Some experts estimate that you have an initial 15 seconds – maybe 20 – to hook and hold your audience for your business presentation.
And with a kaleidoscope of modern-day distractions, you face an uphill battle. In that short window of less than a minute, while they’re sizing you up, you must blast into their minds. You must get them über-focused on you and your message.
So how do you go about hooking and reeling in your audience in those first crucial seconds?
Think of your message or your story as your explosive device. To set it off properly, so it doesn’t fizzle, you need a detonator.
This is your “lead” or your “grabber.” Your “hook.”
This is your detonator for blasting into the mind.

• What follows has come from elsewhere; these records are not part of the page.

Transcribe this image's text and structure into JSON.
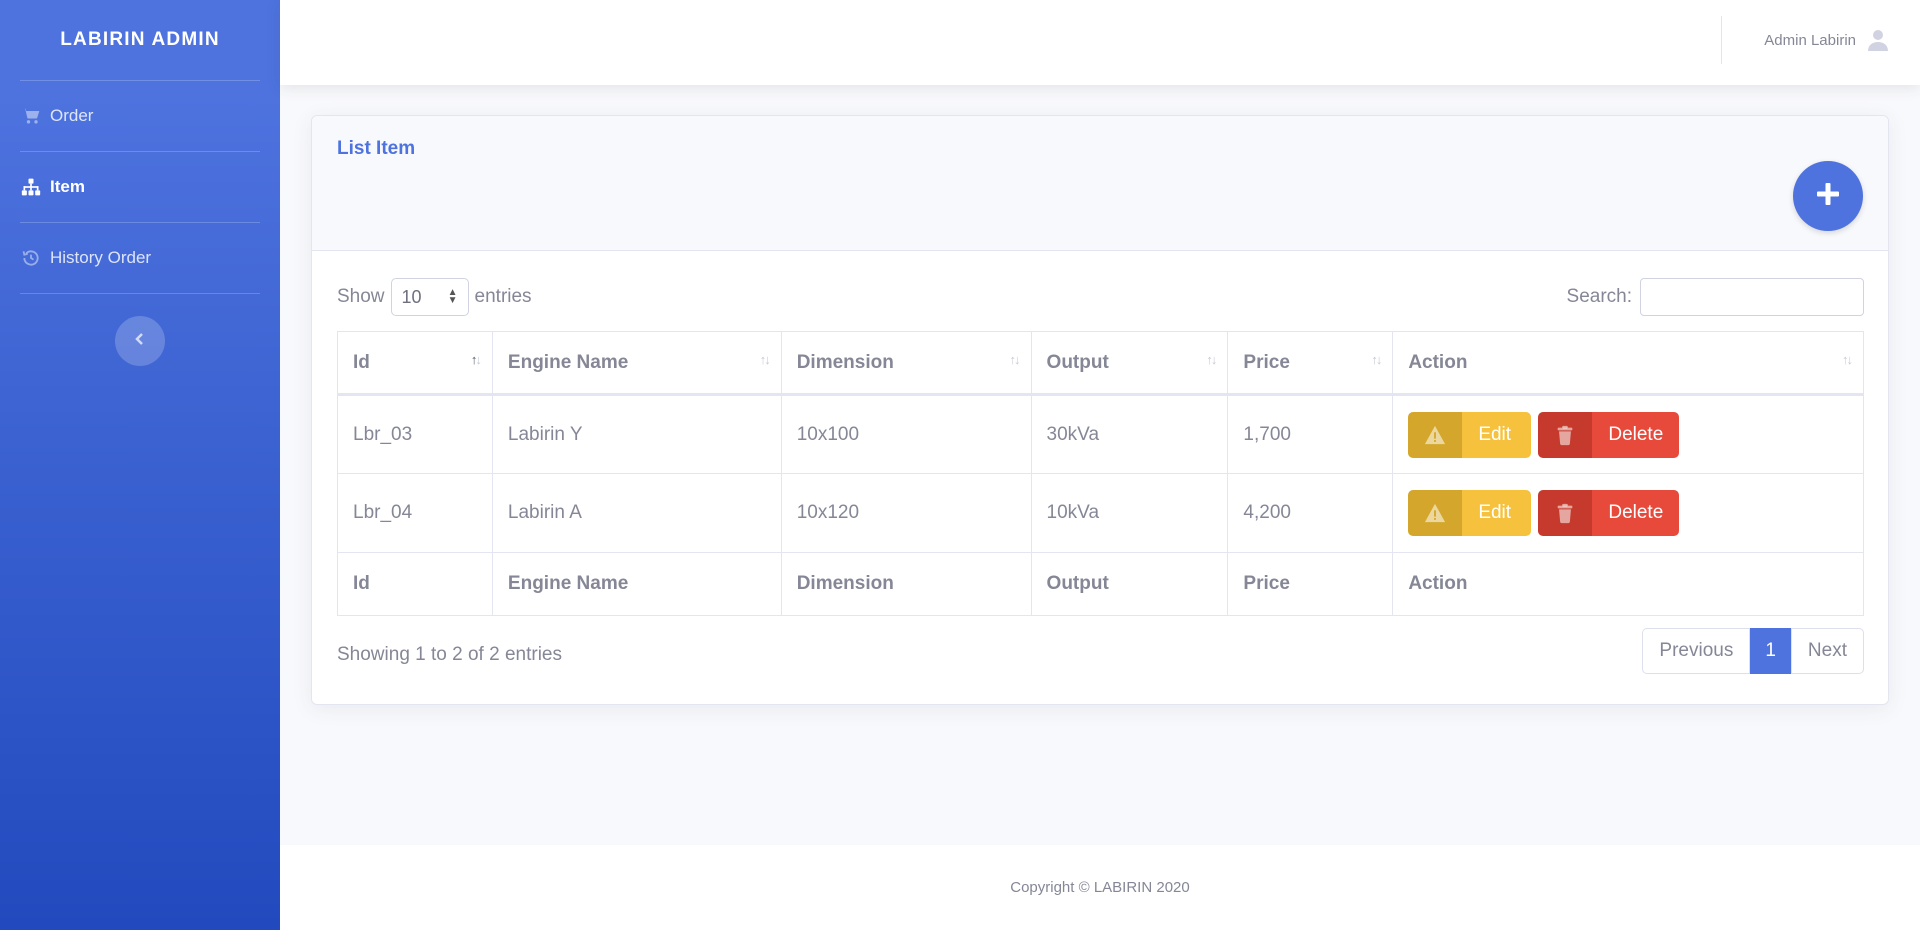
{
  "sidebar": {
    "brand": "LABIRIN ADMIN",
    "items": [
      {
        "label": "Order",
        "icon": "cart-icon",
        "active": false
      },
      {
        "label": "Item",
        "icon": "sitemap-icon",
        "active": true
      },
      {
        "label": "History Order",
        "icon": "history-icon",
        "active": false
      }
    ],
    "toggle_icon": "chevron-left-icon"
  },
  "topbar": {
    "user_name": "Admin Labirin",
    "user_icon": "user-icon"
  },
  "card": {
    "title": "List Item",
    "add_icon": "plus-icon"
  },
  "table_controls": {
    "show_label": "Show",
    "entries_value": "10",
    "entries_label": "entries",
    "search_label": "Search:",
    "search_value": ""
  },
  "table": {
    "columns": [
      "Id",
      "Engine Name",
      "Dimension",
      "Output",
      "Price",
      "Action"
    ],
    "rows": [
      {
        "id": "Lbr_03",
        "engine_name": "Labirin Y",
        "dimension": "10x100",
        "output": "30kVa",
        "price": "1,700"
      },
      {
        "id": "Lbr_04",
        "engine_name": "Labirin A",
        "dimension": "10x120",
        "output": "10kVa",
        "price": "4,200"
      }
    ],
    "edit_label": "Edit",
    "delete_label": "Delete"
  },
  "pagination": {
    "info": "Showing 1 to 2 of 2 entries",
    "previous": "Previous",
    "current": "1",
    "next": "Next"
  },
  "footer": {
    "copyright": "Copyright © LABIRIN 2020"
  },
  "colors": {
    "primary": "#4e73df",
    "warning": "#f6c23e",
    "danger": "#e74a3b"
  }
}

This is a provocative line that communicates to your listeners that they are about to hear something uncommon. Something special.
With this provocative line, you create a desire in your audience to hear what comes next. The next sentence . . . and the next . . . until you are deep into your presentation and your audience is with you stride-for-stride.
“Thank you, thank you, thank you very much . . .”
But they must step off with you from the beginning. You get them to step off with you by blasting into the mind. You don’t blast into the mind with a stock opening like this:
“Thank you very much, Bill, for that kind and generous introduction. Friends, guests, associates, colleagues, it’s a real pleasure to be hear tonight with so many folks committed to our cause, and I’d like to say a special hello to a group of people who came down from Peoria to visit with us here this evening, folks who are dedicated to making our world a better place, a more sustainable world that we bequeath to our children and our children’s children. And also a shout-out to the men and women in the trenches, without whose assistance . . .”
That sort of thing.
Folks in your audience are already checking their email. In fact, they’re no longer your audience. And you’ve heard this kind of snoozer before, far too many times.
Why do people talk this way? Because it’s what they’ve heard most of their business lives. You hear it, you consider it, you shrug, and you think that this must be the way it’s done. You come to believe that dull, monotone, stock-phrased platitudes comprise the secret formula for giving a keynote address, an after-dinner speech, or a short presentation.
You come to believe that a listless audience is natural.
Not at all! The key is to do a bit of mind-blasting.
You must blast into their minds to crack that hard shell of inattention. You must say something provocative, but relevant. You must grab your listeners and keep them. You must arrest their attention long enough to make it yours.
Something like this:
“The gravestone was right where the old cobbler said it would be . . . at the back of the overgrown vacant lot. And when I knelt down to brush away the moss and dirt, I could see my hand trembling. The letters were etched in granite and they became visible one by one. My breath caught when I read the inscription–”
Or this . . .
“There were six of them, my back was against the hard brick wall, and let me tell you . . . I learned a hard lesson–”
Or this . . .
“I was stupid, yes stupid. I was young and impetuous. And that’s the only excuse I have for what I did. I will be ashamed of it for the rest of my life–”
Or this . . .
“At the time, it seemed like a good idea . . . but then we heard the ominous sound of a grinding engine, the trash compactor starting up–”
Or this . . .
“She moved through the crowd like shimmering eel cuts the water . . . I thought that she must be a special woman. And then I knew she was when she peeled off her leather jacket . . . and, well–”
You get the idea. Each of these mind-blasters rivets audience attention on you. Your listeners want to hear what comes next. Of course, your mind-blaster must be relevant to your talk and the message you plan to convey. If you engage in theatrics for their own sake, you’ll earn the enmity of your audience, which is far worse than inattention.
So craft an initial mind-blaster to lead your audience from sentence to sentence, eager to hear your next one. And you will have succeeded in hooking and holding your listeners in spite of themselves.